When people ask me what is a social enterprise, I like to give a simple definition: it is a business that makes profit and reinvests it into its social mission. That can look many ways, including a charity that hires out a hall and reinvests that income into its other work, a business that reinvests its profits into its workforce providing opportunities for those far from the workforce, or even a one for one business that donates one product for every one purchased.

The core of each of those is that that they are a viable business that has a social mission at its heart.

Josiah Lockart

Josiah Lockart

But the daunting question for most people, is where do I start? Social Enterprises are often set up because someone sees a need, and has an idea of how to address it. But when people start to find out how to make that a reality, they discover all of these other things they need to know (VAT, legal structures, cashflow forecasting, employment law, marketing, etc) and stop before they ever get started.

The good news is there is a fantastic eco-system to help those ideas, and the people attached to them, through the process of realising that no-one is capable of knowing all of that information. At Firstport, our key role is to find ways of unlocking those ideas and helping people set up and grow them in order to sustainably create a greater impact on their communities across Scotland.

Our key role is to find ways of unlocking ideas and help people grow them

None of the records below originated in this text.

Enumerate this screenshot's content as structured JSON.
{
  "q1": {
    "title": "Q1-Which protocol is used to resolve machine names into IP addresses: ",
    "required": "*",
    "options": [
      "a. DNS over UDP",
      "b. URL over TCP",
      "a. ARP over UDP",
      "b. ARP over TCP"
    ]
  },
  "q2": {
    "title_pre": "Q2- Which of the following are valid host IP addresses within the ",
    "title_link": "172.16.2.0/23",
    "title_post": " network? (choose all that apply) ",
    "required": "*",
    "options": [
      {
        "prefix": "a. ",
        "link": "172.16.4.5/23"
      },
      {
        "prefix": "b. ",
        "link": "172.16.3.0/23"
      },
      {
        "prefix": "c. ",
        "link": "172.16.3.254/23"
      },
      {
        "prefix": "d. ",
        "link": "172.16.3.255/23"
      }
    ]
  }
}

Personally, I think there are four key areas where support helps, translating an idea into a viable business model (you have to make money in order to re-invest it), testing the idea, making the transition into full time employment to take your idea forward, and growing the idea. Working the breadth of Scotland, Firstport has programmes to help at each of those stages.

This includes working in localities to stimulate entrepreneurial thinking, administering the Social Entrepreneurs Fund that gives out grants of up to £25k, and running our launch me programme that supports the most ambitious social enterprises scale and/or replicate their idea through intense support and social investment from the angel investor community.

All of that is to say that the support is out there and as a sector who wants to make a big social impact, we shouldn’t be scared of all the things we don’t know. I’ve been leading the re-development of Scottish charities and social business for over 10 years now and at every step I relied heavily on the support of others.

My time at both Gorgie City Farm and the Grassmarket Community Project would not have been successes if not for the wider support given to me by organisations like Firstport and peer support from the Social Enterprise Networks.

Do you have a good idea? Start something good today.